This, in other words, means that URCA will allow BPL to recover the costs associated with its borrowings through light bill tariffs, although upgrades to its generation assets could in the long-term ultimately help to lower energy prices.
Mr Davis’s reference to generation assets, as opposed to BEC’s existing transmission and distribution facilities, is also interesting given that this is where the bulk of the Corporation’s assets lie.
It is unclear whether the $450 million figure refers solely to the generation plant that BPL will inherit, but one option would be for it to contract with a ‘third party’, which would then be responsible for a ‘build/own/operate’ deal to build a new, modern power plant.
BPL’s capital investment requirements mean that it will effectively be ‘exchanging’ $600 million in old BEC debt and liabilities for $450 million in new financings.
Mr Davis said around $600 million in Rate Reduction Bonds (RRBs) would be issued to refinance BEC’s legacy bank and bond debts, pension, environmental and other liabilities.
While he did not name the investment bank that would place the RRBs, the Deputy Prime Minister indicated there may be investment opportunities for Bahamian institutional and retail investors.
This is because the RRBs are likely to be split into two currency denominations - $100 million in Bahamian dollars, and $500 million in US dollars.
Mr Davis confirmed that a portion of the $600 million raised would finance the RRBs’ issuance and ongoing administration costs, while financing both BEC’s restructuring and wider energy industry reform.
Acknowledging that the RRBs would not be “an end-all fix” by themselves, Mr Davis added: “Finally, but critically important, the fund will provide BPL initial capital, which will be used to repay an interim financing obtained by BPL, and to facilitate the early stages of the business plan of BPL.”

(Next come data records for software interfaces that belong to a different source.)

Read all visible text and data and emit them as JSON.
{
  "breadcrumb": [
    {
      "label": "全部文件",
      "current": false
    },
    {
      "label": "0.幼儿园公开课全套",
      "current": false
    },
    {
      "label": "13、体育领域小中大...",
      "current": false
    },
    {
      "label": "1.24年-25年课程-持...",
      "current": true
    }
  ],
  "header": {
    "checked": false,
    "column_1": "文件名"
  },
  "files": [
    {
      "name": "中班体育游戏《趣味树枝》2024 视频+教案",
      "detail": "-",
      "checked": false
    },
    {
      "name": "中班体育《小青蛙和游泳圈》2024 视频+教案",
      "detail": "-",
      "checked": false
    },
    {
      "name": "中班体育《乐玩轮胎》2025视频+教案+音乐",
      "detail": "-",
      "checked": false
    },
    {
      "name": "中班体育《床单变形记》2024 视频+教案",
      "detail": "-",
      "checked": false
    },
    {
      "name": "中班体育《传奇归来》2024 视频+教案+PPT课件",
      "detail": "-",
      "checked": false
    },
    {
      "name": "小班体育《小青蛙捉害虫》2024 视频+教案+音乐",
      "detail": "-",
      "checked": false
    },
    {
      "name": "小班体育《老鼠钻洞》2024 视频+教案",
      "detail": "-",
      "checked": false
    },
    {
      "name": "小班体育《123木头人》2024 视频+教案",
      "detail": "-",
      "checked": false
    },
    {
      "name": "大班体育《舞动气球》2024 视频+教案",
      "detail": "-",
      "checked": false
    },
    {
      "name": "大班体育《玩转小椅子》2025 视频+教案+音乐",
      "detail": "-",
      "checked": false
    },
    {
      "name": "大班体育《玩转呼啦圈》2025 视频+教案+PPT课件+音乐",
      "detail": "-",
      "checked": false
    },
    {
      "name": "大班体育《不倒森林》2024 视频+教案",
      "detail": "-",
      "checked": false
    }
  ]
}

Tribune Business revealed in August how investment banks were bidding to provide BPL with $75 million in short-term working capital that will allow it to move immediately on restructuring plans.
This ‘bridging’ facility is designed to ‘fill the gap’ between the PowerSecure management takeover and proposed longer-term financing in the shape of the RRBs. The $75 million short-term facility will eventually be replaced, and paid out, by the $600 million refinance.
Mr Davis said the RRB issue would refinance BEC’s existing balance sheet with long-term funding at a “favourable” interest rate.
“This action will cause a reduction in both the ongoing debt service charge and tariff rate to consumers,” he said.
“At the same time, it gives birth to a BPL with a clean balance sheet and increases its borrowing power through its separation with BEC’s legacy debt, allowing BPL to invest in new, more efficient equipment and processes>”